Sunday, April 10, 2022

REVIEW: '61st Street' - Moses' Plans for the Future Disappear Simply By Being in the Wrong Place at the Wrong Time in 'Pilot'

AMC's 61st Street - Episode 1.01 "Pilot"

Track star Moses Johnson is swept up into a world of chaos, violence and corrupt policing during a presumed drug sting gone wrong. Public defender Franklin Roberts considers retirement and his impact on the community.

"Pilot" was written by Peter Moffat and directed by Marta Cunningham

Moses Johnson couldn't possibly be guilty of killing a cop. And yet, that's exactly what happens. The police respond with absolute viciousness and hatred. They are motivated out of anger and take out their vitriol on a community they already see as less than. They were monitoring the people selling drugs on the corner. They took aggressive actions to cut down on the drug trade. But all they care to remember is the moment a gun is fired. That gives them permission to do whatever they want. Moses responds by running. That's his entire identity. Before that moment, he was a track star preparing for college. He received a full-ride scholarship. He made his way out of this community. Success awaits him. All of his dreams are coming true. He can be the pride and joy of the south side.

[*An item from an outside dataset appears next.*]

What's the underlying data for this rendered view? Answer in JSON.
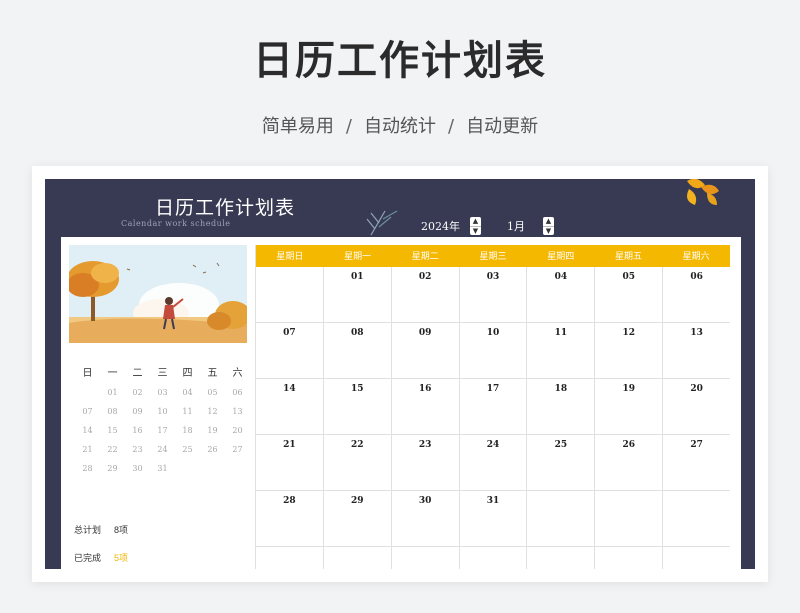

He will accomplish many great things - possibly even an Olympic medal. He worked hard to achieve all of this. He wants to protect his younger brother from the gangsters encroaching on their neighborhood. He fondly remembers a time when there was honor amongst criminals. They knew school zones were off limits. But now, everyone is so desperate to survive. They will cross any line if it leads to personal prosperity. They are proud to boast of what they are willing to do. That means even pointing a gun in Moses' face. The cops don't care to understand what that moment was possibly about. Instead, they only see a murder that happened while another felony was in process. That means they can charge everyone they arrest with the murder of one of their own. It's a classic tactic of seeking the maximum punishment and ensuring an entire community pays for the crime instead of one individual. It's necessary to see the systemic cases of human behavior. The scope is necessary and can provide enlightenment. Moses doesn't want anything to jeopardize his future career as an athlete. He recognizes the threat that comes from being at the wrong place at the wrong time. He blames the officer for refusing to get out of his way. He didn't mean for him to pay with his life. That's what happens though. And so, all of this only escalates further. The intensity quickly goes up. It's a matter of life or death for everyone. It's not only Moses' life on the line. His brother and mother are targeted by the police just as fiercely. The officers believe they must be allies to their cause otherwise they would be just as responsible for this loss. They simply can't imagine a scenario where that is true. And yet, loyalty is a much more complicated thing. It can't quickly be surmised like that despite the lieutenant's best efforts to intimidate.

The potential evidence exists to shine a light on what happened. There is no reason to believe Moses and Joshua were selling drugs or trying to buy them on the corner. The police are in close enough proximity to respond with violence when the situation calls for it. They can't ignore the moments before the gunshot. That provides meaningful context. Meanwhile, eyewitnesses and cameras are present. The lieutenant sees that. That will be a necessary tool to understand what happened to his fallen officer. Of course, Michael also went to work wearing a wire. It took a confidential informant for him to question the policy decisions being made by his superior. He wasn't being promoted for a reason. That comes with no clarity. Nor should the audience assume that any of these police officers are good at their jobs. They are a corrupt entity who move in complete sync with one another. They will get the information they need no matter what. They believe their lives are being targeted by people with such animosity and hatred. As such, they have a right to respond with even more viciousness. It's a tragic cycle of escalation. Moses can't run forever. That's the advice his mother gives him. She is brave for doing so. She does so to her own detriment. She wants people to be careful and protective of her life. It doesn't make sense for her son to be wrapped up in this scandal. That's the tragic twist of fate. Any moment could turn to tragedy. It doesn't matter if the future has other plans. It doesn't matter what one's reputation is around the community. So much is revealed. And then, Franklin Roberts is baffled when the system turns against the people who live here. He has been a public defender for decades. He too doesn't exactly seem good at his job. He has given his life to the profession. He now reckons with the idea that he didn't change anything for the better. He may have only made things worse for his clients because he offended judges who wield the power to sentence them however they want. It's a brutal depiction of the criminal justice system and the desperate people who are forced to endure it every day. It doesn't offer much personality or characterizations though. That may come in the future. Right now, the audience is suppose to be intrigued by the situation and the actors involved. Tosin Cole isn't exactly believable as a teenager. That's a problem when trying to display his innocence. The world has hardened plenty of people already. And now, they are forced to endure even more because the entire system ensures this is the outcome for so much of life. That's bleak and may not make for a thrilling or engaging show to watch every week.